Kurt Cobain said of this song that it was equal to or better than Smells Like Teen Spirit and Dave Grohl compared it to Bohemian rhapsody . Were they both exaggerating? Surely. But this distorted, twisted and at times psychedelic love song is one of his best compositions, which he concocted after his breakup with singer Tobi Vail.

Heart Shaped Box (1993)

In Utero was not the Nevermind II that many fans –and his own record company– expected. It is a farewell note from a man who is coming to the end of his days. But it also meant a notable musical evolution in the band, as it happened – bridging the gap – to Extremoduro. Heart-Shaped Box is haunting and disturbing, full of sarcasm and Cobain’s obsessions. And that video clip…

This haunting and surreal song with the name of abortion herb came about by accident while Dave Grohl and Kurt were messing with a tape recorder. The singer assured that he had composed it in just half a minute. The song was to be the third single from In Utero , but its release was canceled after Cobain’s suicide. The idea of ​​recording a video clip was also cancelled, although we will always have the amazing solo version of the song on MTV Unplugged .

Dive was issued as the B-side to Nirvana’s second single, Sliver , then as part of Sub Pop’s 1991 compilation The Grunge Years , and finally as the opening track to their 1992 rarities collection, Incesticide . It was one of his first successes when it came to fusing the strength of heavy metal with pop and cryptic lyrics. “Pick me, pick me,” he pleads with him, before changing his mind and saying, “Hit me, hit me, yeah I’m a very good hater.”

Think about it: if you had to go on stage to sing any song and give it your all for three minutes, which would you choose? We bet on this rabid version of the punk band Wipers that you may never have heard if you haven’t dived among the band’s rarities. Hit the link below and don’t be fooled by the slow start: you’re going to freak out.

The Man Who Sold the World (1993)

In 1971 David Bowie wrote The Man Who Sold The World and included it on an album of the same name. According to Kurt’s diaries, that was his favorite album of all by the English singer, so it was only fitting that he gave us a wonderful acoustic version on MTV Unplugged . Are Bowie and Cobain playing in heaven together? If you are one of those who believe in such things, why not?

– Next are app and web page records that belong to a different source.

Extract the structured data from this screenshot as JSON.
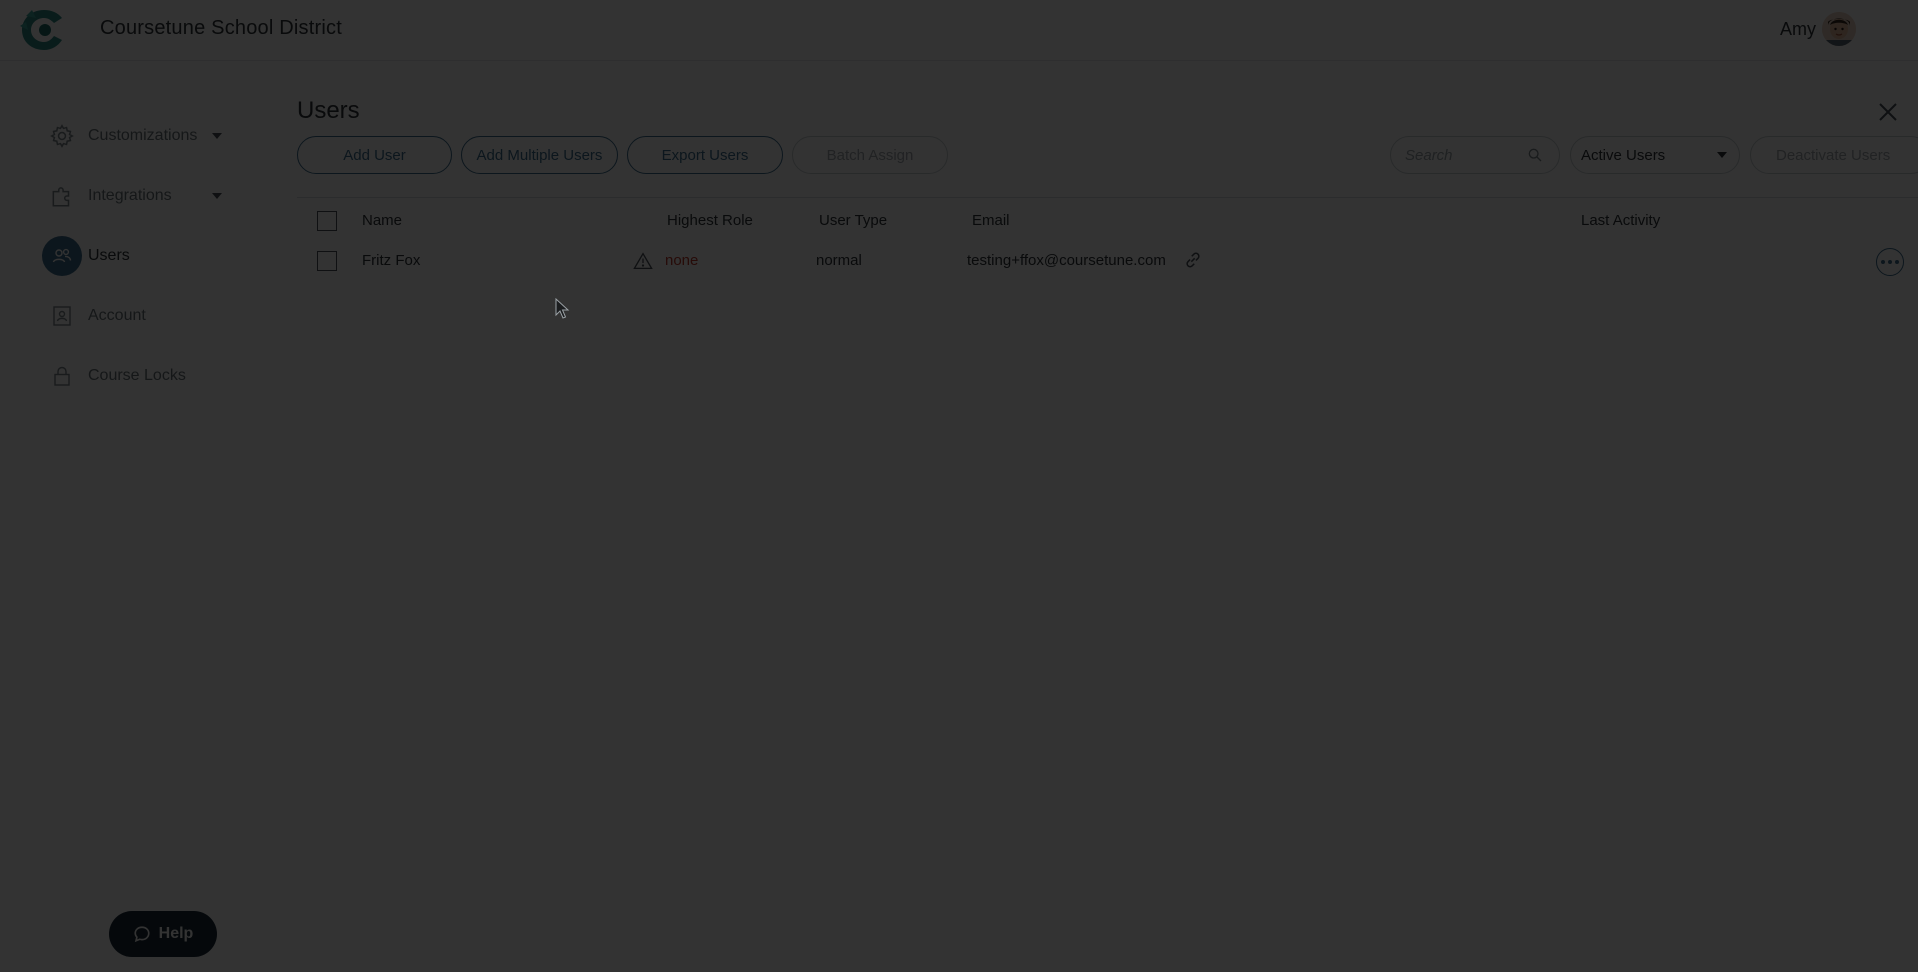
{
  "header": {
    "org_title": "Coursetune School District",
    "user_name": "Amy"
  },
  "sidebar": {
    "items": [
      {
        "label": "Customizations",
        "icon": "gear-icon",
        "has_caret": true,
        "active": false
      },
      {
        "label": "Integrations",
        "icon": "puzzle-icon",
        "has_caret": true,
        "active": false
      },
      {
        "label": "Users",
        "icon": "users-icon",
        "has_caret": false,
        "active": true
      },
      {
        "label": "Account",
        "icon": "account-icon",
        "has_caret": false,
        "active": false
      },
      {
        "label": "Course Locks",
        "icon": "lock-icon",
        "has_caret": false,
        "active": false
      }
    ]
  },
  "help": {
    "label": "Help"
  },
  "main": {
    "title": "Users",
    "toolbar": {
      "add_user": "Add User",
      "add_multiple_users": "Add Multiple Users",
      "export_users": "Export Users",
      "batch_assign": "Batch Assign",
      "search_placeholder": "Search",
      "filter_selected": "Active Users",
      "deactivate_users": "Deactivate Users"
    },
    "table": {
      "headers": {
        "name": "Name",
        "highest_role": "Highest Role",
        "user_type": "User Type",
        "email": "Email",
        "last_activity": "Last Activity"
      },
      "rows": [
        {
          "name": "Fritz Fox",
          "highest_role": "none",
          "user_type": "normal",
          "email": "testing+ffox@coursetune.com",
          "last_activity": ""
        }
      ]
    }
  },
  "colors": {
    "accent": "#3f6f8f",
    "warning_text": "#c0392b",
    "help_bg": "#1a2b39",
    "overlay": "rgba(0,0,0,0.8)"
  }
}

With its punchy title, Rape Me makes a starring appearance in one of the third season episodes of Succession . The interpretation of her has been discussed since some see in her a response to Polly , and others a reflection of the singer on the weight of fame. If anything, it remains one of the boldest moments in music history.